When it comes to our personal relationships with family and friends (including social media contacts) we do have control in how we react to anything that makes us feel dis-unified with them.
Jesus was all about relationships. Jesus focused less on conflict and past sins than he did on support and encouragement of those he met, including tax collectors, criminals and the woman at the well. Jesus was more about growing in relationship and moving ahead into unity rather than dwelling on the past. Jesus certainly didn’t hold a grudge…even against those who nailed him to a cross.
Pray for wisdom and patience.
When we are faced with an opportunity to bring about unity from relational chaos or dis-unity, we can pray for the strength, wisdom and patience of the Holy Spirit to guide us to a peaceful place from where we can begin to communicate.
Professional mediators use many tools that we can employ in our response to bring about unity.

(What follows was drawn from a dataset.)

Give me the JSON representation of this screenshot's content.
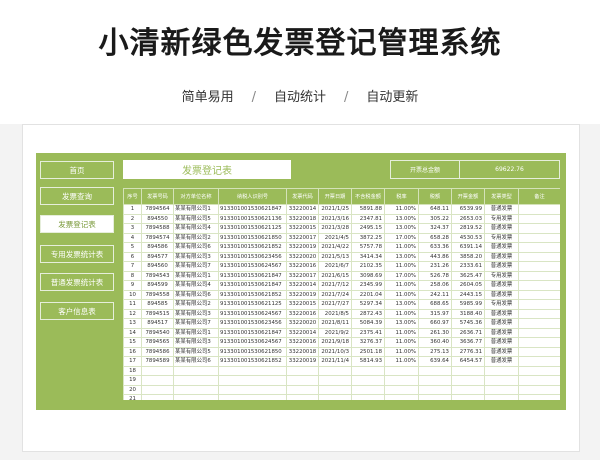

Listening attentively. Good communication involves less talking and more listening (and certainly no screaming).
Respond clearly (avoiding defensiveness) by restating what the other person said so they know you have heard and understand them.
Ask the right questions in respectful kindness to appreciate their whole story.
Show Empathy. Affirm common/shared feelings even if anger or frustration.
Affirming one another’s feelings is a big step in reaching true understanding and unity.
Mediation requires much patience (and many deep breaths) in direct relation to how heated the particular issue is for you. This is why prayer must come first. We are much better at finding unity when we first invite God to be in on the conversation.
May prayer, patience and perseverance bring peace and understanding.
His light dwells within each of us.
– Amy Righi
Director of Music & Liturgy, St. Isidore